The Nunis then returned after a long hiatus to show Fred Armisen and Maya Rudolph as the two Nunis have an interview with Rainn Wilson that was supposed to land them a profile piece in Architectural Digest, only to once again have the central joke of the sketch be the weird things that the Nunis used for chairs.
Peeping Tom had Rainn Wilson as the titular peeping creep who turned out to be the only witness to a homicide. The problem then became, how he could identify the killer from a police line-up without recreating the peeping point-of-view which led Rainn to have to hide behind one of the detective’s jacket to feel a little more at home.
Arcade Fire then took to the stage to perform Intervention.
Once again, Amy Poehler and Seth Meyers gave us the news. This week, Fred Armisen dropped by as Judge Larry Seidlin in order to comment on his loony sense of logic in the Anna Nicole Smith custody trial. Kristen Wiig returned as Amy Poehler crazy aunt to give more of her one-word movie reviews, this time with the theme being, movies nominated for this years Oscars. Andy Samberg also stopped in as Prince Henry to share his sudden disgust at the thought of witnessing the Iraqi death toll firsthand now that he’s a recruit and could technically be sent off to war.
Will Forte and Kristen Wiig returned as the Introverts. This time, instead of going to the bar for the first time once again, only to get hypersexual after a drink or two, they stayed in the office to get a bit violent and twisted with their plans while training Rainn Wilson as the new guy who was also introverted and one-hundred-percent on board.
White Possum Scream was a trailer that parodied Black Snake Moan, only this version had Kenan Thompson in the Samuel L. Jackson role while Rainn Wilson played the part that was initially performed by Brittany Murphy.

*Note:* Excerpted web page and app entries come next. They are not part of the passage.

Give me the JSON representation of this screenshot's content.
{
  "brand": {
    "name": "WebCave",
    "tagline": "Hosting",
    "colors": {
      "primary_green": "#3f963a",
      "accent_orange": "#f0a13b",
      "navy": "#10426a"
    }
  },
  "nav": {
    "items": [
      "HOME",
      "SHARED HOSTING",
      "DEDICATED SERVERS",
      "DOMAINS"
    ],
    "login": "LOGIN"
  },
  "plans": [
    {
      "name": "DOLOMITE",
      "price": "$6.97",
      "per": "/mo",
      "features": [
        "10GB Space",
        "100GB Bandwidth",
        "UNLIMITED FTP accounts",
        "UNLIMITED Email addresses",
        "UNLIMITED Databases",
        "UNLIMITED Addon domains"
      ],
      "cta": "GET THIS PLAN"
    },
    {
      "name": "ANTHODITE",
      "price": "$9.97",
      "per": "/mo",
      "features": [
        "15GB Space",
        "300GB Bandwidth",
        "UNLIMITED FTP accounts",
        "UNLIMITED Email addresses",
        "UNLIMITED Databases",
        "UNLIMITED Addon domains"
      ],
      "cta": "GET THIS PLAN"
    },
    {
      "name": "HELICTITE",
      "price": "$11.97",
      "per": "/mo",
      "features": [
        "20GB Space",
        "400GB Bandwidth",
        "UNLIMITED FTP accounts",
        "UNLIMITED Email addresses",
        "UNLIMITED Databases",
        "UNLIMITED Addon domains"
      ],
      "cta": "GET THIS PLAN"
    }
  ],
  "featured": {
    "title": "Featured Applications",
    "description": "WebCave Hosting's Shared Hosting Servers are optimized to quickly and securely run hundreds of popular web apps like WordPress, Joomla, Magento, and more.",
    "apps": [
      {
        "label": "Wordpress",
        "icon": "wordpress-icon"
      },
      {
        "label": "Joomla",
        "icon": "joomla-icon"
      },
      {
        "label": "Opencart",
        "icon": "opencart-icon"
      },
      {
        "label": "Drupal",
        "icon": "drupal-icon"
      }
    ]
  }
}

Arcade Fire then returned to the stage to perform Keep The Car Running.
Finally, Rainn Wilson closed the show by thanking the audience and saying his goodnights.
I know I complained about the long sketch format but thanks to sketches like these that contained my three favorite moments of the night, I actually didn’t mind this format that I usually dread. First, I loved the Danny's Song because as it played out, I also got so into it that I too started to sing along. Next, I really liked the White Possum Scream parody trailer because, to this day, I will still randomly make fun of the title Black Snake Moan. Finally, I was a fan of the opening monolog because it was impressive to see how little effort the show had to make to turn the SNL cast into a collection of The Office doppelgangers.